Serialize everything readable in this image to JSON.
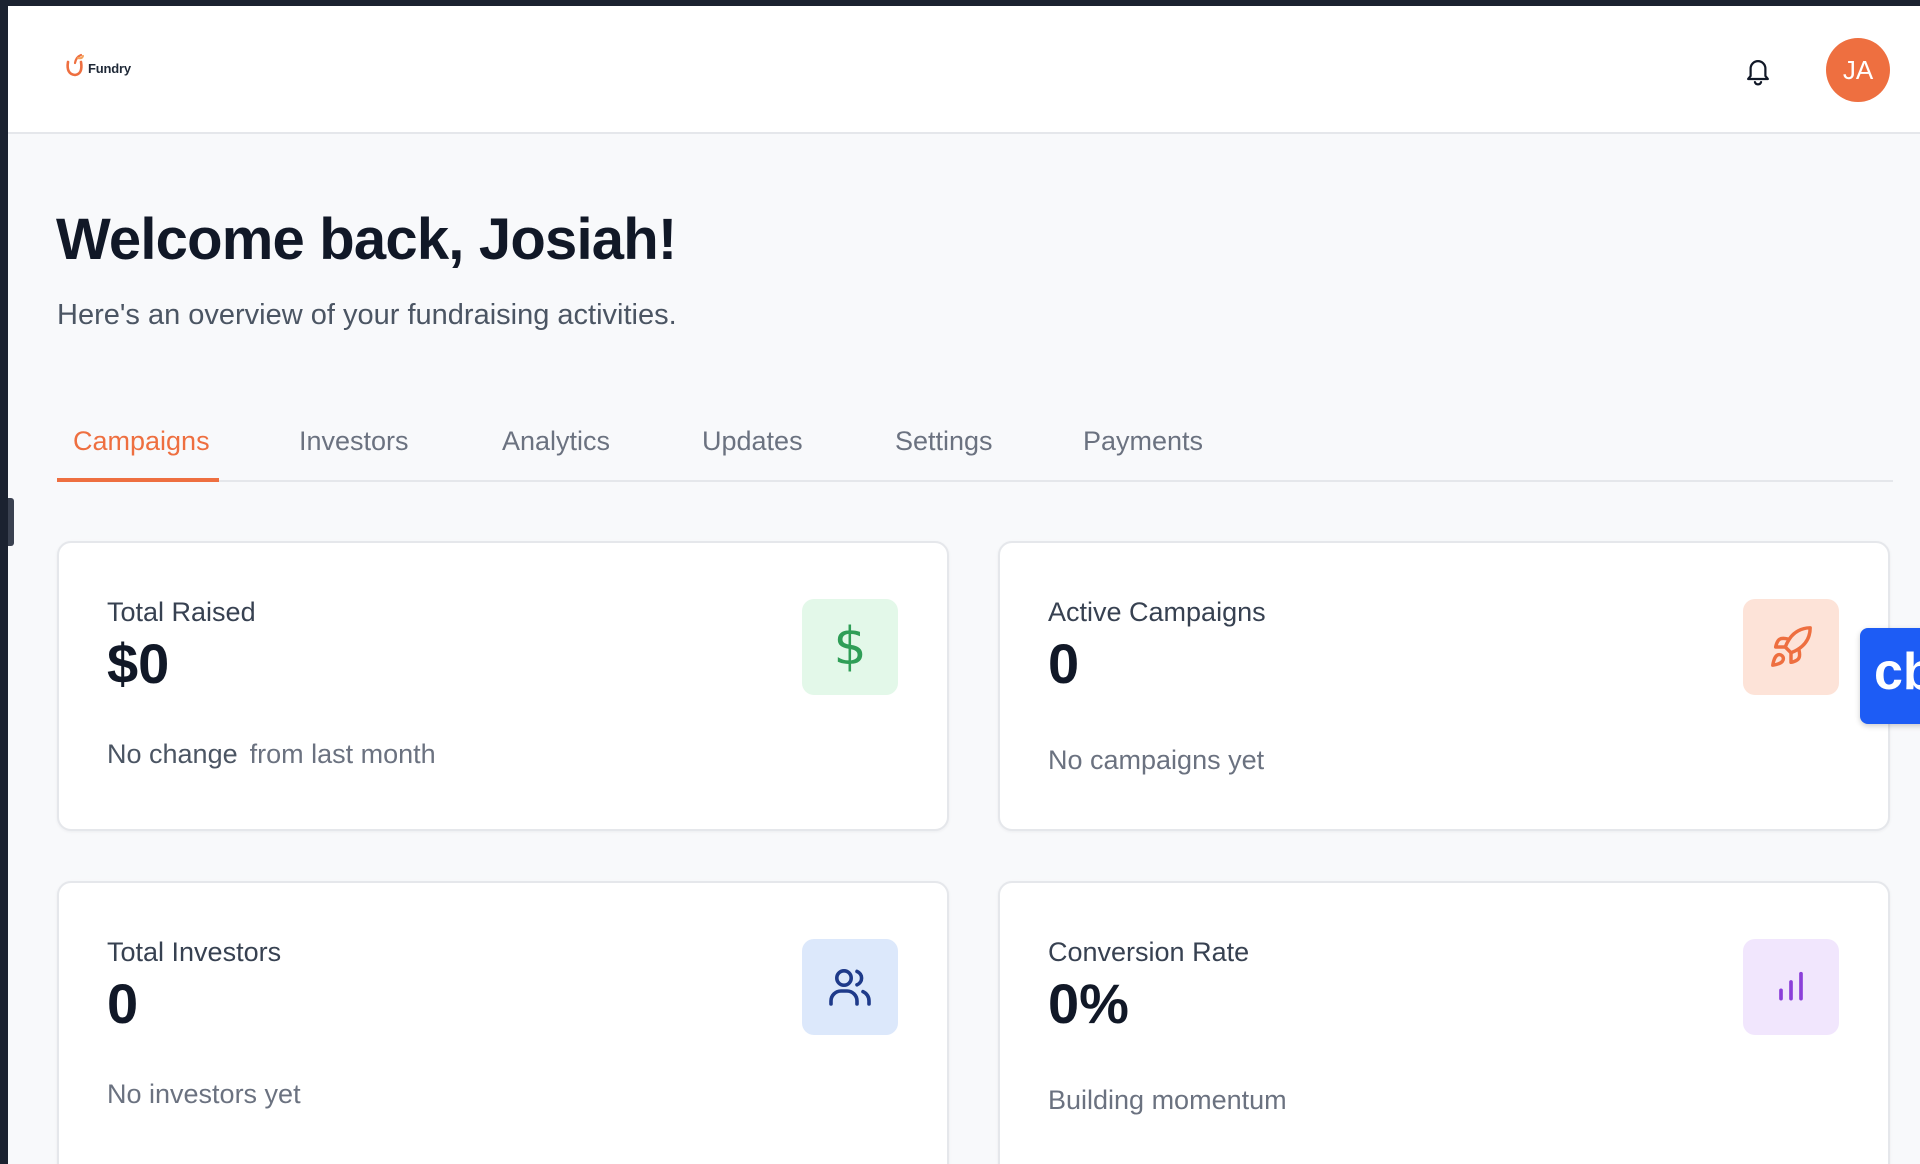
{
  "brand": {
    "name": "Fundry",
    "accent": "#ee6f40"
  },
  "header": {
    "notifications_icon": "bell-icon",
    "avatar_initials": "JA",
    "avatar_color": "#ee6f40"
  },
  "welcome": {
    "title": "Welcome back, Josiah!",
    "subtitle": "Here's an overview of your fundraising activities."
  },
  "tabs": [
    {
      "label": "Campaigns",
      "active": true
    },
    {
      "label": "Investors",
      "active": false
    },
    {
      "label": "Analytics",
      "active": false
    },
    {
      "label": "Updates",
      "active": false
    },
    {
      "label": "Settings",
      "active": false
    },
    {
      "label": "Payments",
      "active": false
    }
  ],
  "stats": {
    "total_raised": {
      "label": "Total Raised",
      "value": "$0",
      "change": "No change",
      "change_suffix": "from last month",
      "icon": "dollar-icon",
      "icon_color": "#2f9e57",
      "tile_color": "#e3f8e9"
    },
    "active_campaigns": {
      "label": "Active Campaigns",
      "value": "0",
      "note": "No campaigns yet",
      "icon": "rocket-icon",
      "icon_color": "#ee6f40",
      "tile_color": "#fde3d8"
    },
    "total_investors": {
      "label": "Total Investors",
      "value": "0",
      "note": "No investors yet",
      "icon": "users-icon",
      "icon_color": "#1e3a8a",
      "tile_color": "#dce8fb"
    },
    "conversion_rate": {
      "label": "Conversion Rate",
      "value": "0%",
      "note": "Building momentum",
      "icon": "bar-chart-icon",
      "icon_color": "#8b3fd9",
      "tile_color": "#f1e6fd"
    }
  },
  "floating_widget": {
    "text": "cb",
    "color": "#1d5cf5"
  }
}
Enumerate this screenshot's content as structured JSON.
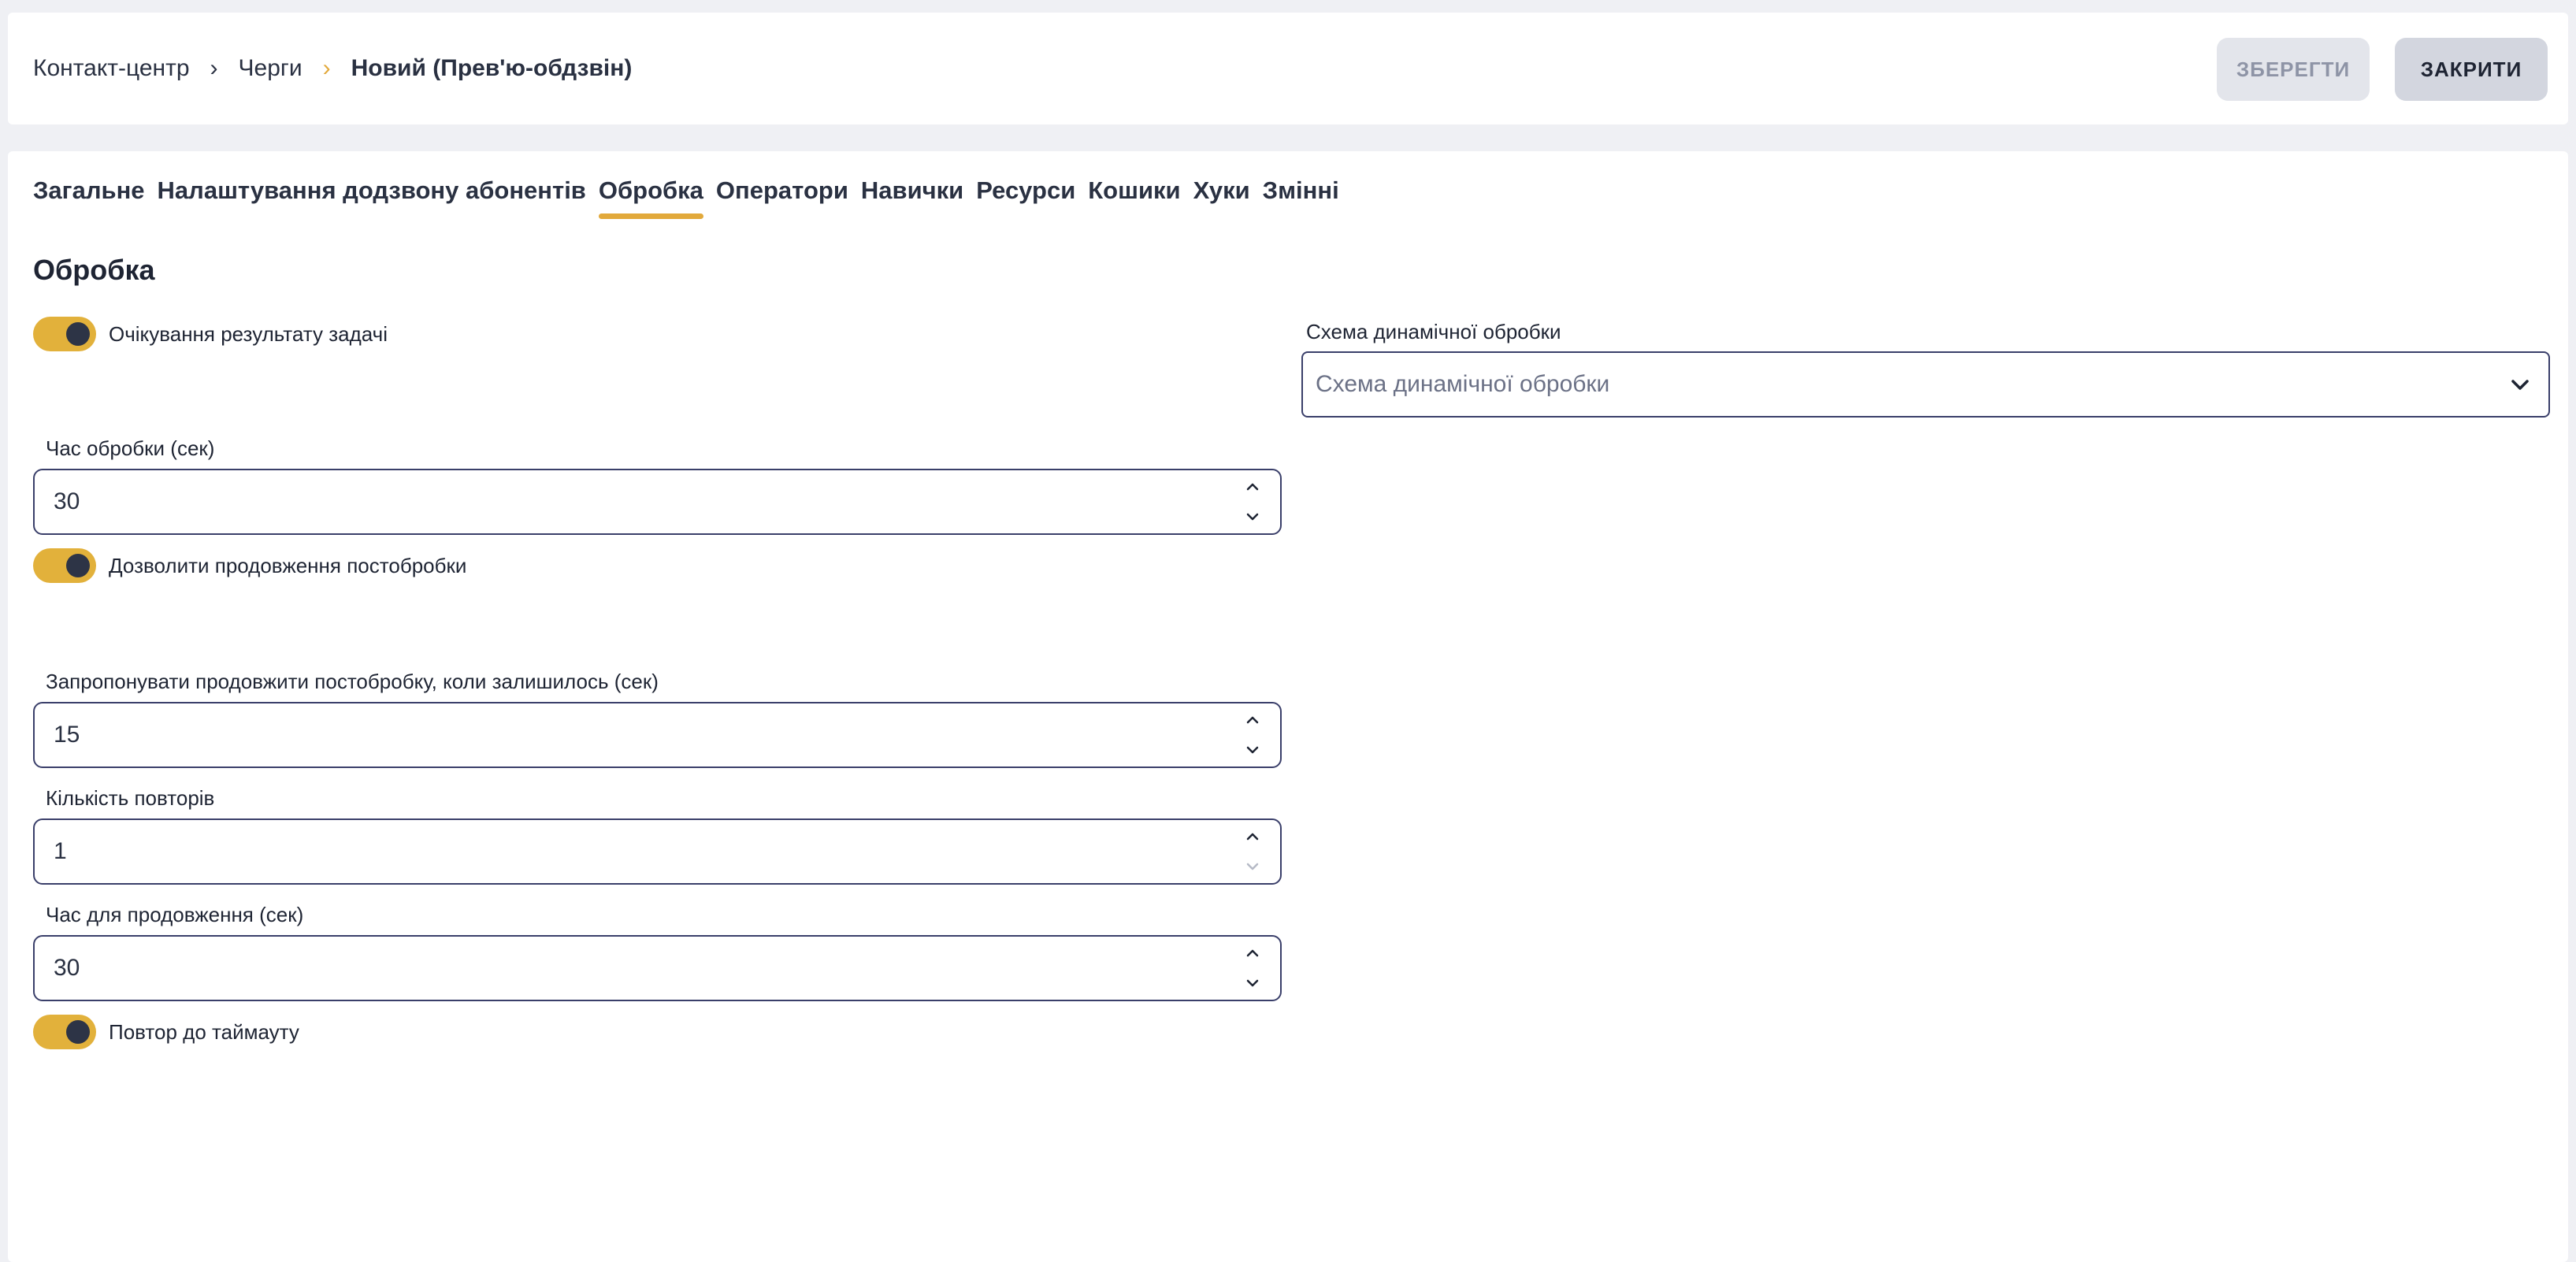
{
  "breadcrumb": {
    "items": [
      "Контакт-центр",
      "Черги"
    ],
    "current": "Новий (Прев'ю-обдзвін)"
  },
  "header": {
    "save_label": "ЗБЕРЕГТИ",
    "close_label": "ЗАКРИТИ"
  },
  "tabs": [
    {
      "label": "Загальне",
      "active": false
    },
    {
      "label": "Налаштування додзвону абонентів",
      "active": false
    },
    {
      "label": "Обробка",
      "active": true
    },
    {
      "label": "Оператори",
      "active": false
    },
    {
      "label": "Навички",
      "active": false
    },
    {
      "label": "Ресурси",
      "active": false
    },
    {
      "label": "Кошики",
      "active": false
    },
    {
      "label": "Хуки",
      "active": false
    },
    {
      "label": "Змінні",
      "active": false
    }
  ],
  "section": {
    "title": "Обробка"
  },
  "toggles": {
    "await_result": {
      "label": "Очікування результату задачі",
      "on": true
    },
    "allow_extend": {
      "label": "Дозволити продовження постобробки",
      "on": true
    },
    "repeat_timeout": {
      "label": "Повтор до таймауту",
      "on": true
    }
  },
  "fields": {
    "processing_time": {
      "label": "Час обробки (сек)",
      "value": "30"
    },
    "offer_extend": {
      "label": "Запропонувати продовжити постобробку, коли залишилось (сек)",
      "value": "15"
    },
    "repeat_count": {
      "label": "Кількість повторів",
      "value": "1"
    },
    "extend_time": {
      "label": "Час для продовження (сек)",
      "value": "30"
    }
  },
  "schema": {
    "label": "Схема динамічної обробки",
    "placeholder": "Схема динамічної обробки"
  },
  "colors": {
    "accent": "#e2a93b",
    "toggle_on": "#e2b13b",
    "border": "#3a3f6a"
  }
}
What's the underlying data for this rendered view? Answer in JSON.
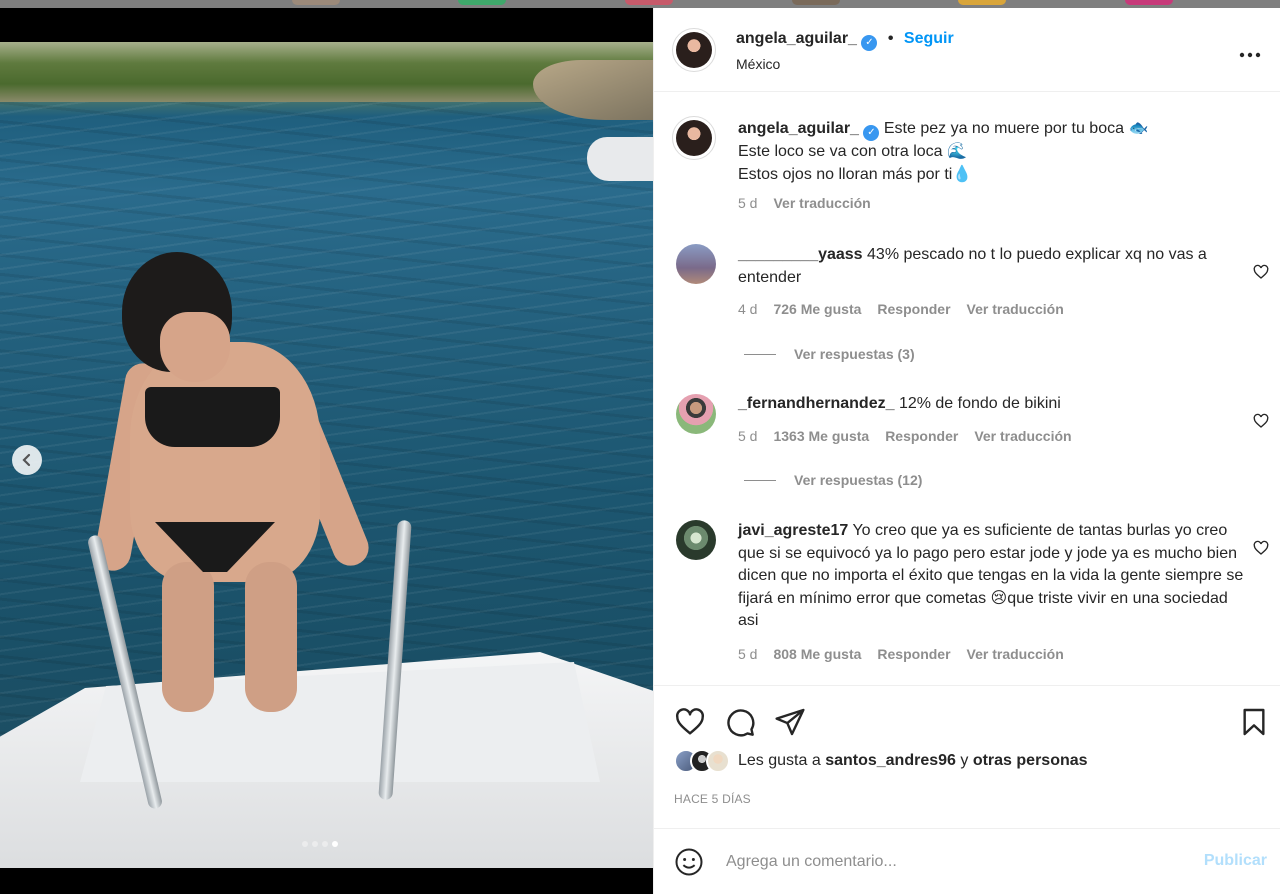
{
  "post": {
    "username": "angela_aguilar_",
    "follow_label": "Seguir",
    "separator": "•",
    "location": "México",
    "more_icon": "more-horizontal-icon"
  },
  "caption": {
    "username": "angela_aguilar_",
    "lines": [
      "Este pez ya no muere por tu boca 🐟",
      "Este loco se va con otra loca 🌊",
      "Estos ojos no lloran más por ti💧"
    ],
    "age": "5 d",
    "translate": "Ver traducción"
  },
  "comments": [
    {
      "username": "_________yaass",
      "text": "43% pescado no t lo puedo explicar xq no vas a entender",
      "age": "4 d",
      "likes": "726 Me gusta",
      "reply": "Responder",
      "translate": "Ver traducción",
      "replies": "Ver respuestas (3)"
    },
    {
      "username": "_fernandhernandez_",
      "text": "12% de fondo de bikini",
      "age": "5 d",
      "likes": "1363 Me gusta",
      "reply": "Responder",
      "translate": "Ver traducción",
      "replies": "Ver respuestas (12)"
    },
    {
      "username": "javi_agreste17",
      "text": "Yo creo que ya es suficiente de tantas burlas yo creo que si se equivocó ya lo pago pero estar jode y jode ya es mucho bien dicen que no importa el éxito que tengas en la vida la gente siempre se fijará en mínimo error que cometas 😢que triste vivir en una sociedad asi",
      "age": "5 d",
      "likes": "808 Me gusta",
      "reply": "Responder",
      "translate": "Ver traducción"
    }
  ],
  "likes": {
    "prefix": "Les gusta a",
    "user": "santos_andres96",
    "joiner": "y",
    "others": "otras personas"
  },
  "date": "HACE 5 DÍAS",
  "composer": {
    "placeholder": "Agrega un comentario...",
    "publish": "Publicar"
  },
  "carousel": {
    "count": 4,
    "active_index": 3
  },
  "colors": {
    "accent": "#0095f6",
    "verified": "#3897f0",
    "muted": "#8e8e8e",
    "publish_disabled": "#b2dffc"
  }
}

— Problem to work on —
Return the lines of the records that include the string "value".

— Finished exercise —
      "value": "$0",
      "value": "0",
      "value": "0",
      "value": "0%",
      "value": "30"
      "value": "15"
      "value": "1"
      "value": "30"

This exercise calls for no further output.